--- Recorded data Enclosed Below ---

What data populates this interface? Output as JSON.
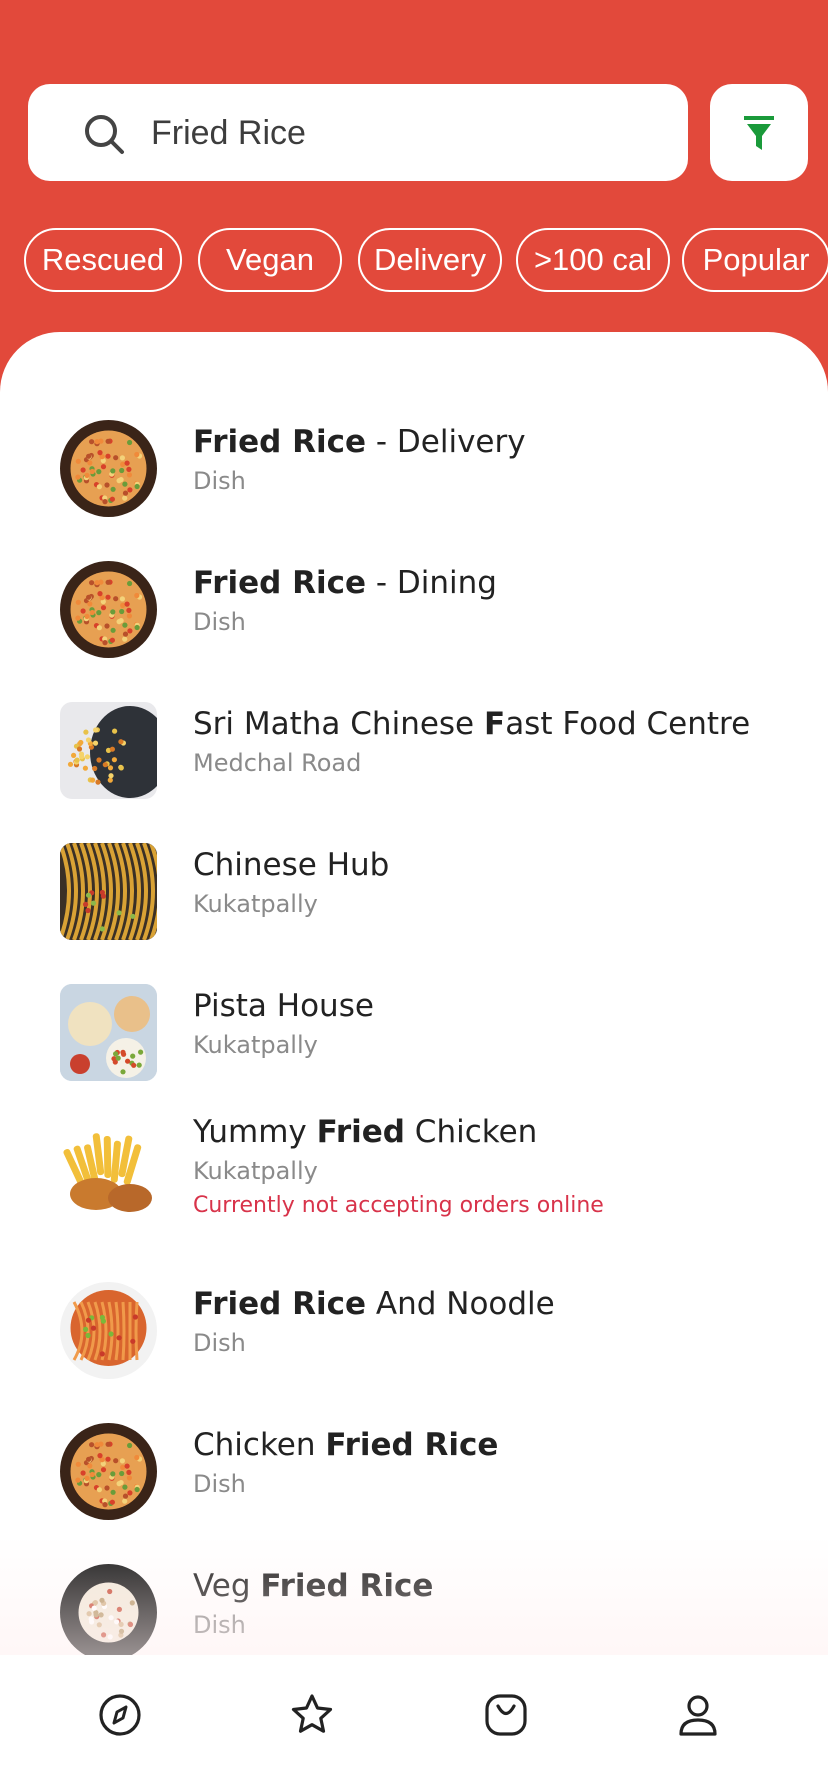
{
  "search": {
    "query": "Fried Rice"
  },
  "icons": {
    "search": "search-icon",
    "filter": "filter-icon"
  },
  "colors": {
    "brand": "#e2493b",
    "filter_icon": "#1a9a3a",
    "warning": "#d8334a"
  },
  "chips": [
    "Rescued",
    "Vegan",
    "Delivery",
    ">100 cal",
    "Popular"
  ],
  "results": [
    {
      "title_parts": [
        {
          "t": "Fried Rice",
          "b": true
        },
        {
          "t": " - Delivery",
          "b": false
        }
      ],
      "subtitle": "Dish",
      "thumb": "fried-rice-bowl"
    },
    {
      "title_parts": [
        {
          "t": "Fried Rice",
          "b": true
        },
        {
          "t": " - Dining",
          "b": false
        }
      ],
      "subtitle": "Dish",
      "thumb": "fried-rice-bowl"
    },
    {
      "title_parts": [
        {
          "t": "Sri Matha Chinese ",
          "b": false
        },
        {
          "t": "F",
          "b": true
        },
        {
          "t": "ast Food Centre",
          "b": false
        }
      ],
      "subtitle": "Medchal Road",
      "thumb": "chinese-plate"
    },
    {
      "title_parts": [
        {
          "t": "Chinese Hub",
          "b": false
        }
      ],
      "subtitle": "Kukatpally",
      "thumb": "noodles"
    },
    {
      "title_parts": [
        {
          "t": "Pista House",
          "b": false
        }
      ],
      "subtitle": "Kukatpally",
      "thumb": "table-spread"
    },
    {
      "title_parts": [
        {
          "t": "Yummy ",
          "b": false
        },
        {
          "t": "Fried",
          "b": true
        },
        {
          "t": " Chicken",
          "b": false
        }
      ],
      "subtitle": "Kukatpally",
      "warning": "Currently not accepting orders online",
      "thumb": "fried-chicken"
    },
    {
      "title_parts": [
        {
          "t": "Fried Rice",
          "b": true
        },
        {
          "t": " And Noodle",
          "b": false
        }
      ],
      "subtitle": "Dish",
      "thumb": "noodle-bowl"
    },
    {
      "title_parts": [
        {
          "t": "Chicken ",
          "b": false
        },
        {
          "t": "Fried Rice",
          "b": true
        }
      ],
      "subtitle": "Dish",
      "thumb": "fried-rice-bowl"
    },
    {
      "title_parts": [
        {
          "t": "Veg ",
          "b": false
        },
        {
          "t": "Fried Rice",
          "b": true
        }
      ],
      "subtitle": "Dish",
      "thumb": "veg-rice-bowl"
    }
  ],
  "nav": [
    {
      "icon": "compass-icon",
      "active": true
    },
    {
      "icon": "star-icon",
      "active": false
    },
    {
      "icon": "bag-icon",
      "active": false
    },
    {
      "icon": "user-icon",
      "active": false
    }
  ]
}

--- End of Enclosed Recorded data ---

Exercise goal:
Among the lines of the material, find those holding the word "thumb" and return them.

Final answer:
      "thumb": "fried-rice-bowl"
      "thumb": "fried-rice-bowl"
      "thumb": "chinese-plate"
      "thumb": "noodles"
      "thumb": "table-spread"
      "thumb": "fried-chicken"
      "thumb": "noodle-bowl"
      "thumb": "fried-rice-bowl"
      "thumb": "veg-rice-bowl"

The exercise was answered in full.